The Farmers Insurance Open at Torrey Pines had to battle weather delays that created a Monday finish, but that only served to give us one extra day to revel in the fact that Tiger is back. Actually, battling slow play and cold temperatures on Monday, Tiger gave back some of his commanding weekend lead, finishing just four strokes ahead of the field after playing Monday's 11 holes in three-over par. 

He's still back, right? Tiger is back? Little else matters in golf until spring when the entire sports world becomes fascinated by a few thousand azaleas in Georgia.  Whether Tiger is or is not back seems to be a question that matters even to non-golf fans—perhaps it matters more to non-golf fans than those who most closely follow the game. With so much competition in our current sports landscape, it takes extraordinary circumstances for a sport to stand out above the rest. For golf, people care about the majors, the Ryder Cup and any tournament Woods is winning. That will never change. 

The fact that Woods outpaced the field at Torrey Pines shouldn't come as much of a surprise, considering he's won more than 10 percent of his 75 Tour victories on that course. With that, it's hard to know if Woods is "back" to his old self, re-creating a new self or just winning another trophy at Torrey Pines on sheer muscle memory. 

This could, however, be a harbinger of things to come for Woods in 2013. Woods has not won a PGA Tour event in January since 2008 when he took home his fourth-consecutive Buick Open Championship (the tournament now sponsored by Farmers). Woods used the early season success as a springboard in each of those four campaigns, winning 25 times from the start of 2005 through the end of the 2008 season. 

Since 2000, Woods has previously won a January tournament five times and has never won fewer than four events on tour in any of those seasons. Remember, since the start of the 2010 campaign, Woods has just three PGA Tour victories, all coming last season.

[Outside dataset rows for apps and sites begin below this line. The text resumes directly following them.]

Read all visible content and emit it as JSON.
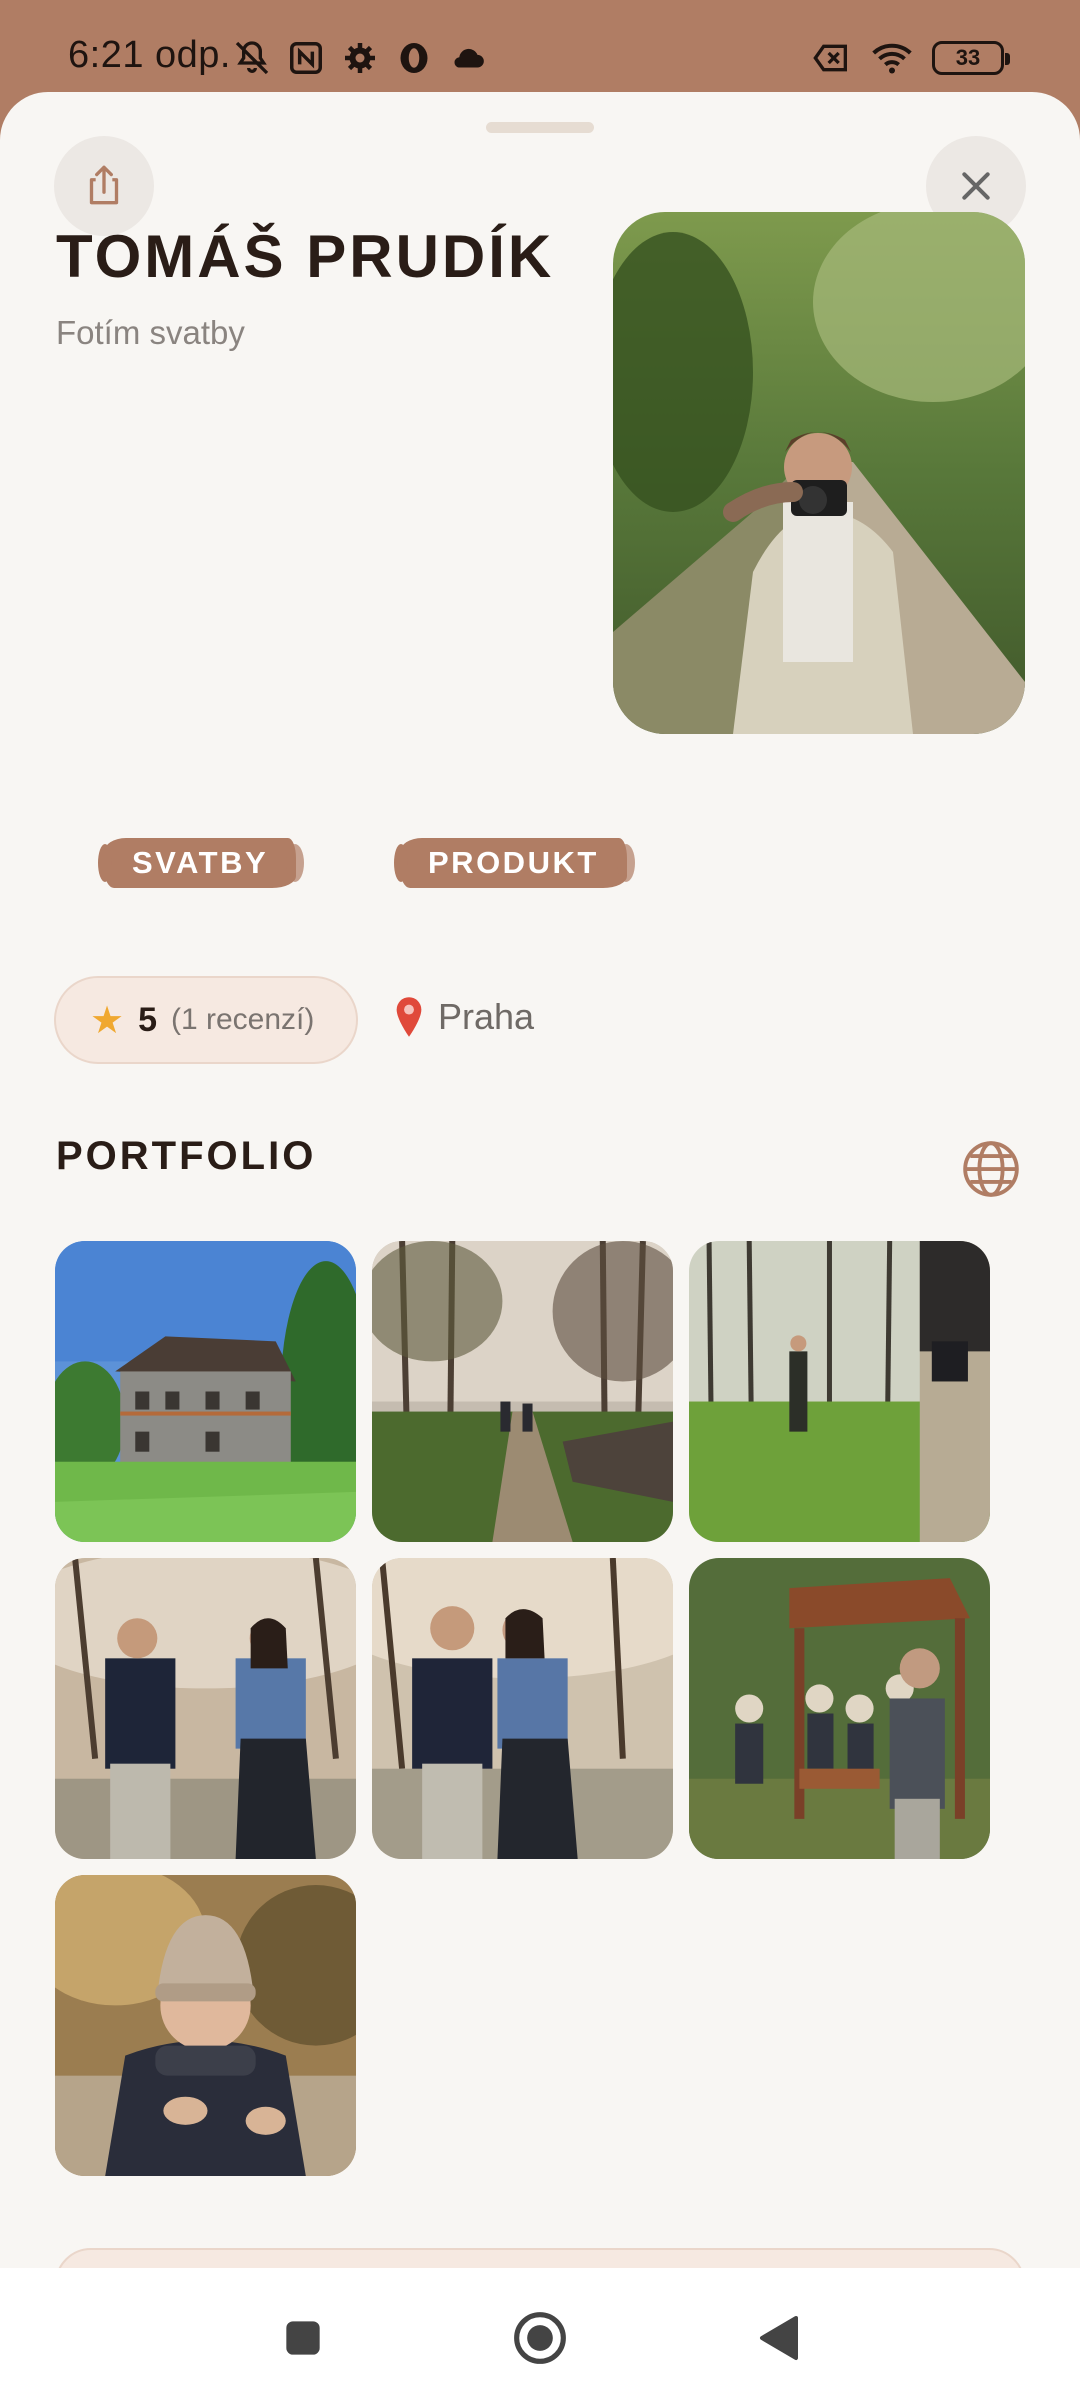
{
  "status_bar": {
    "time": "6:21 odp.",
    "battery_level": "33",
    "icons_left": [
      "notifications-off-icon",
      "nfc-icon",
      "settings-icon",
      "opera-icon",
      "cloud-icon"
    ],
    "icons_right": [
      "no-sim-icon",
      "wifi-icon",
      "battery-icon"
    ]
  },
  "profile": {
    "name": "TOMÁŠ PRUDÍK",
    "subtitle": "Fotím svatby",
    "tags": [
      "SVATBY",
      "PRODUKT"
    ],
    "rating_value": "5",
    "rating_count": "(1 recenzí)",
    "location": "Praha"
  },
  "portfolio": {
    "title": "PORTFOLIO",
    "photos": [
      "photo-stone-house",
      "photo-forest-path",
      "photo-pregnant-woman-park",
      "photo-couple-holding-hands",
      "photo-couple-kissing",
      "photo-playground-kids",
      "photo-child-beanie"
    ]
  },
  "colors": {
    "accent": "#b07d64",
    "background": "#f8f6f3",
    "text_dark": "#2a1d17",
    "pill_bg": "#f6e9e1",
    "star": "#f0a830"
  }
}
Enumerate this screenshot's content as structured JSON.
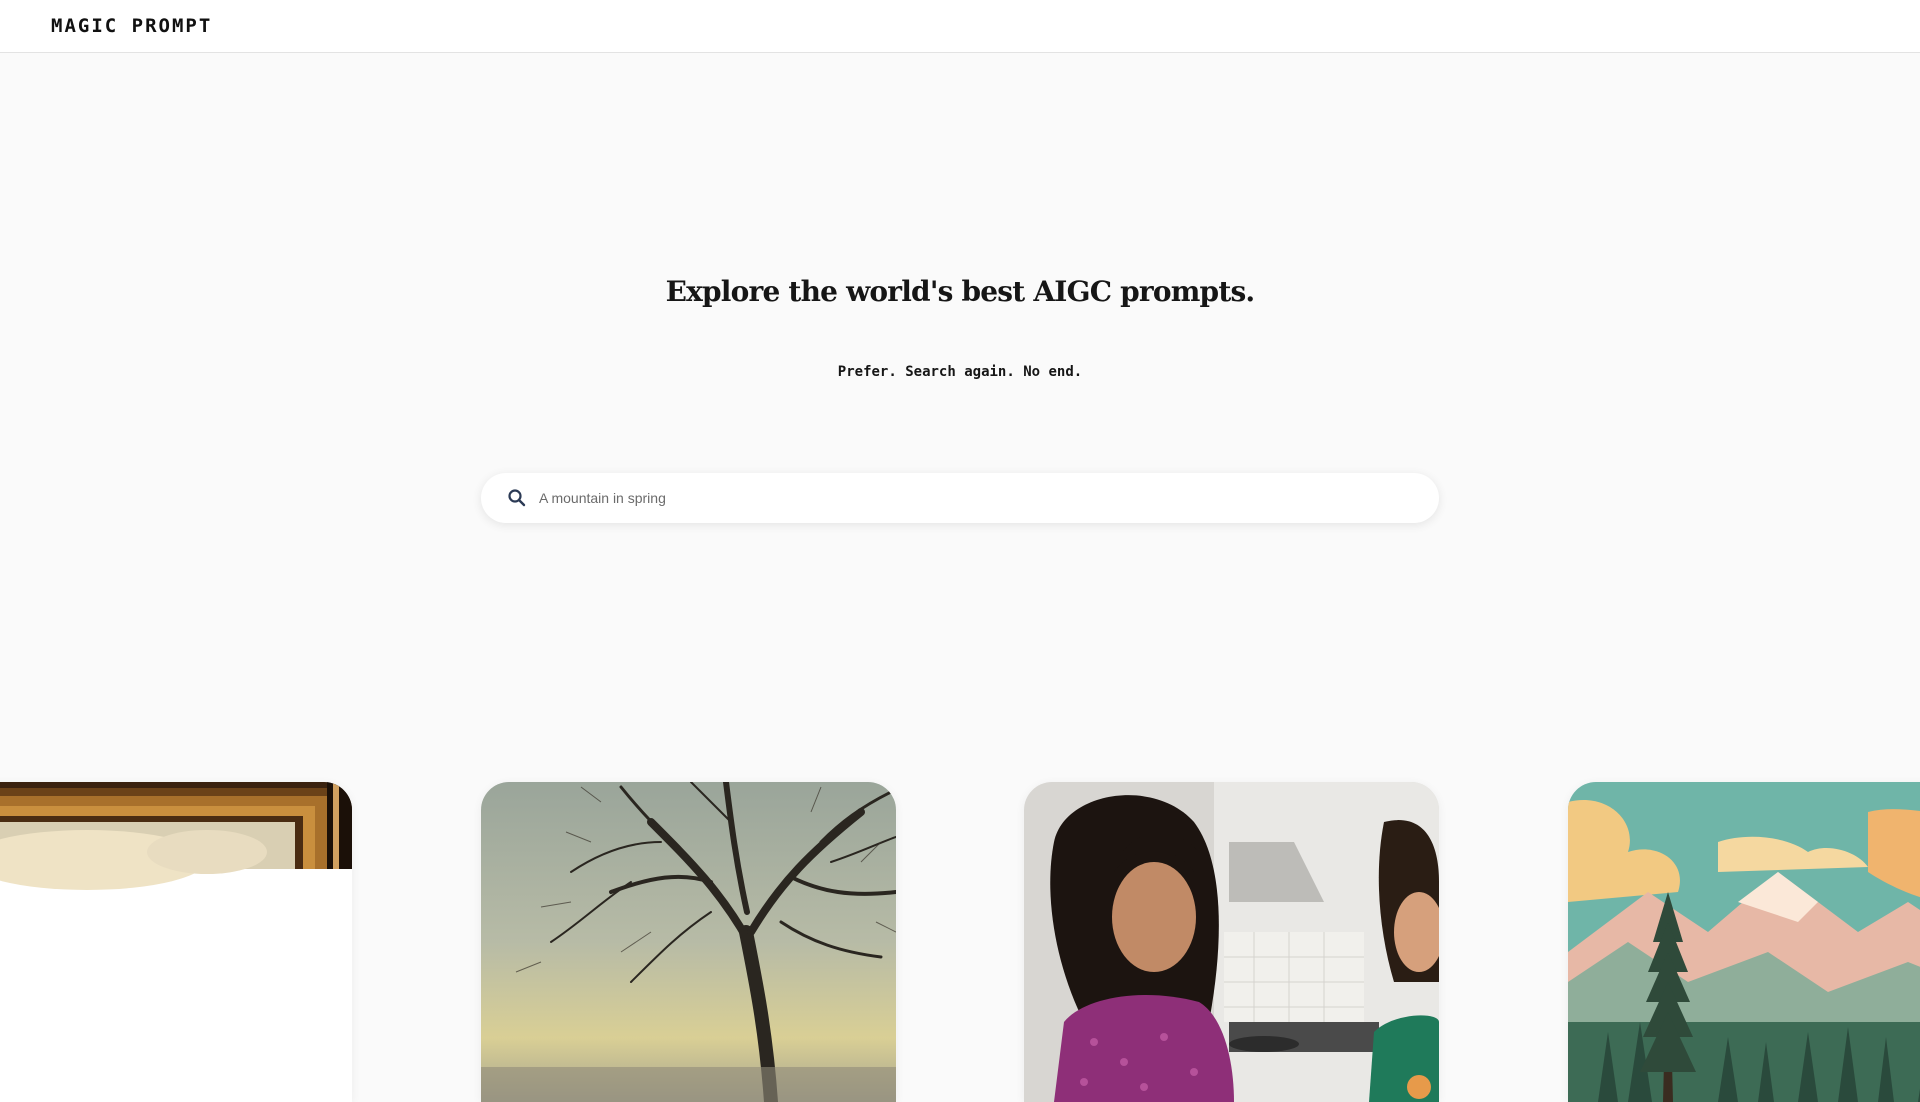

A January win will certainly be a better start than the last four years provided. 

History aside, one does have to wonder if the Tiger who won those previous January tournaments can be that same player in 2013.  That's really half the fun of following Tiger, isn't it? 

We want to believe The Farmers means something great for Woods in 2013 because, let's face it, the sport is more interesting when he's on top and the next generation has someone to chase.

It's not enough to watch the likes of Rory McIlroy chase the legacy that Woods has created; we want McIlroy and the young guns to actually chase Woods on the course. (I should say on the leaderboard, as chasing him on the course may violate several PGA rules.)

If Woods can stay healthy and scoring well as he heads into the Masters, the spring and summer of 2013 could be quite the seasons to remember for golf.

It's funny, though; for years we needed Woods to sit atop the world of golf as the protagonist, chasing the history laid out by those legends who came before him. Now, with Woods clearing way over the last three seasons for a new era of talent, we need Woods to be relevant—that, of course, means winning tournaments—to serve as foil for those to act as the game's future custodians. 

Tiger is still the only player who can move the needle for golf, but that can only last so long. As the sport continues to transition away from Tiger's era of dominance, it will be so much more compelling if Woods, himself, is part of it. 2013 is off to a good start.